John acknowledges a past situation in which a complaint against him for having too many guests at his Hut led him to apologize at a meeting and to stop stretching the rules. He says he was proud of his Hut, the first place he’d considered home for a long time, and improvements he had made to it. “I wanted to show that off. The more I would do that, the more lax I would get about it. I just needed to be reminded of ‘Hey, we have rules in place for a reason.’”

Other issues that have come up have to do with people making noise, disturbing people who work late or have to get up early; people outside the camp creating problems, even a few incidents of people climbing the fence; and the seemingly inevitable issues when people live together about food and cleaning in the common kitchen.
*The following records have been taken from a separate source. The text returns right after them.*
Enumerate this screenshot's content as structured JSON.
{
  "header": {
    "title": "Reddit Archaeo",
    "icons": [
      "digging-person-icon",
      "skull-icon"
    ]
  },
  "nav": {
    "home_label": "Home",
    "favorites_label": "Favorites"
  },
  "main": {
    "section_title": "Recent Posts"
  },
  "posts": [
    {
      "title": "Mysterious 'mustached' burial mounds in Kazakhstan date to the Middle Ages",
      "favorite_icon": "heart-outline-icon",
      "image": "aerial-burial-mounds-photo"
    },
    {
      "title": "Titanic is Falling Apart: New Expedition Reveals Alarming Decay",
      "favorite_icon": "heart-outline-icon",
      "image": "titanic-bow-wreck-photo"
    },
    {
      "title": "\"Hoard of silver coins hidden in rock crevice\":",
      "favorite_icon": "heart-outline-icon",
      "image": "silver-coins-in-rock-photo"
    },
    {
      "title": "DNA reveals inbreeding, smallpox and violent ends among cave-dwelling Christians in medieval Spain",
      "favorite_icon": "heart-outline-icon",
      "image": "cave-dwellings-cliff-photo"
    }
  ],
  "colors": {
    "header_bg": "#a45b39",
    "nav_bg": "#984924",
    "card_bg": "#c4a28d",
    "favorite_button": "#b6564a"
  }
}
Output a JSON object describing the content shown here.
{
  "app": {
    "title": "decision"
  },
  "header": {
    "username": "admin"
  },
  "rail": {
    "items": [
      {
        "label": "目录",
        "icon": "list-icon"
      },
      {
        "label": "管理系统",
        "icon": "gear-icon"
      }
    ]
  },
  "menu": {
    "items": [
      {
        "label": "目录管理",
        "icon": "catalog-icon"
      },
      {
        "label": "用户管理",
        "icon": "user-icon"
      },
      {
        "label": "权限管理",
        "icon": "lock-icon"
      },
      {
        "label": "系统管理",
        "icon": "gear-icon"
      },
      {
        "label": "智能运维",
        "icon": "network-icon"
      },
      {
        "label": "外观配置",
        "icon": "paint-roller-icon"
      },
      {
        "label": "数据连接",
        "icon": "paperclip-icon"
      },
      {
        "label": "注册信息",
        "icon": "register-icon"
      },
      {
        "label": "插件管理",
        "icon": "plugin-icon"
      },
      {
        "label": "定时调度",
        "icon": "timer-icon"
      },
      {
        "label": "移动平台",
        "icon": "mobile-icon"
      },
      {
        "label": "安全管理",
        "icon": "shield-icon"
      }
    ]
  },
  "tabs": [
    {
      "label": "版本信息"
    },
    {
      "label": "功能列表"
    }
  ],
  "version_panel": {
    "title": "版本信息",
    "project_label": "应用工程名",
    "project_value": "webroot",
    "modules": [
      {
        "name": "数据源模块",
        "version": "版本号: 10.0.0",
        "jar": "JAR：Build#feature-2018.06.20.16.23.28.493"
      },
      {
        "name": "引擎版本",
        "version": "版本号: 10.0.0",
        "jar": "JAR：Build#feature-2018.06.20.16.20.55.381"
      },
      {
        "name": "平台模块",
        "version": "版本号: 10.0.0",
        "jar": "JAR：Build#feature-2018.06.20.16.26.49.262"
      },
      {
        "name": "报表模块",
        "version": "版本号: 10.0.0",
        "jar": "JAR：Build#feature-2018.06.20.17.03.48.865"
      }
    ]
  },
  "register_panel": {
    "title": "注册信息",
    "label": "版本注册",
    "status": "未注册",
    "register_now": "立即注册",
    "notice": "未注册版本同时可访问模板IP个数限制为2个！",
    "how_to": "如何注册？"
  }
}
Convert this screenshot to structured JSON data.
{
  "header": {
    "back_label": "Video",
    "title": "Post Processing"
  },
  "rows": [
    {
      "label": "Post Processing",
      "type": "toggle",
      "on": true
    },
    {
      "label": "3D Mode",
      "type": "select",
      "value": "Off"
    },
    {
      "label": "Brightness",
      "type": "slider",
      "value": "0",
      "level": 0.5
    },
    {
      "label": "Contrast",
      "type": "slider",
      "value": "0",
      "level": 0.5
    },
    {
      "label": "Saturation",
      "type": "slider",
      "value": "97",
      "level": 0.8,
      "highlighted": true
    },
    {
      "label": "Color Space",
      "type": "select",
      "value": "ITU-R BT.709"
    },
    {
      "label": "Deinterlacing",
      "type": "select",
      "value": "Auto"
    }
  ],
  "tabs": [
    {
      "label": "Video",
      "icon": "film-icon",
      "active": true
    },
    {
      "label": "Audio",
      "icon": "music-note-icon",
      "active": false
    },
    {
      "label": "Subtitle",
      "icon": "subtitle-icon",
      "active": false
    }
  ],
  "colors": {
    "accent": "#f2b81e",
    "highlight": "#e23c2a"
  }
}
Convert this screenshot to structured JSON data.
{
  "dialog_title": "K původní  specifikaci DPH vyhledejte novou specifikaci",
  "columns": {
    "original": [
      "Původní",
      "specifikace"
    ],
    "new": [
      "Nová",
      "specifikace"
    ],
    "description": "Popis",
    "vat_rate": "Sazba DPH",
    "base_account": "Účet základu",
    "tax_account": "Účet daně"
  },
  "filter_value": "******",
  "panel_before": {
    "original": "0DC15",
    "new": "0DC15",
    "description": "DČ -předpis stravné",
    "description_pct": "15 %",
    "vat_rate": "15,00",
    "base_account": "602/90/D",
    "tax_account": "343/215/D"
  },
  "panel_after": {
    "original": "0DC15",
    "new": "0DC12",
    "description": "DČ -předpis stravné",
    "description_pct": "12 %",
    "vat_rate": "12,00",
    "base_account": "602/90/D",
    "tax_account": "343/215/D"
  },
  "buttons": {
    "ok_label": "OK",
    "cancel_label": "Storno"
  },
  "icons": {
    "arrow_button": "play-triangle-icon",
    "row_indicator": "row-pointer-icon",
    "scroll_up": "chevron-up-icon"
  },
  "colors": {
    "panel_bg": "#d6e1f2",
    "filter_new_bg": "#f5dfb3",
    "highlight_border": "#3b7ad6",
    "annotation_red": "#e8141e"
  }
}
The noise issue was important to Michelle who sometimes worked past midnight at a convenience store, so she went directly to the people she thought were responsible. “And they were cool about it. They were like, ‘Yeah, yeah, we got you.’”

When things seem to be getting tense outside the camp, John says, “We, as a community, have each other’s backs. If it’s a situation where someone has to go out and try to address something, at least a few of us will go out there.” They have even had to call the police a time or two, he says. “We want to feel safe for sure.”

Michelle was involved with an incident in the kitchen and ended up “snapping” at another camper and later felt bad when she learned more about the other person. At that point, she thought it best to involve the Peer Support Workers. “That’s when I have to do an incident report because if I can’t communicate with that person, then it becomes fighting.”

A key to the community, Michelle says, is “just learning to be more patient with each other, especially when people first move in, understanding that they’ve been through some stuff.”


Trust, constructive communication, and engendering a sense of belonging are ongoing challenges for even mature and long-established communities and especially so for CSS communities, which serve people who have “been through some stuff” and are meant to be temporary.

That’s why CSS fills the camps gradually rather than all at once, which sometimes frustrates critics and supporters who want to see the camps filled up quickly to get people off the streets.

“There’s people on the waiting list that have been trying to get in for a long time,” John says. “Why not just fill this place up immediately? But after seeing it in action, I realized there’s a method to the madness. By staggering the addition of new people, it helps set the tone for the environment that they’re going to enter into. If we were to take this camp and just throw 18 people in just like that—I’m not going to say it would be chaos—but it would leave us open for a lot more problems.”

As it is, a little less than a year after the first residents moved in, “We are learning to be part of a community again, part of life again,” Michelle says. “I think it’s pretty good. We have a few snags, but who doesn’t? In a normal family household, you’re going to have bickering or fighting. It’s just how we manage it afterwards. And we actually deal with it pretty well.”

“The longer that we’ve been here, we’ve developed more and more of a sense of community,” John says, “and it’s been great! It’s the closest thing to family that we’ve got at the moment.”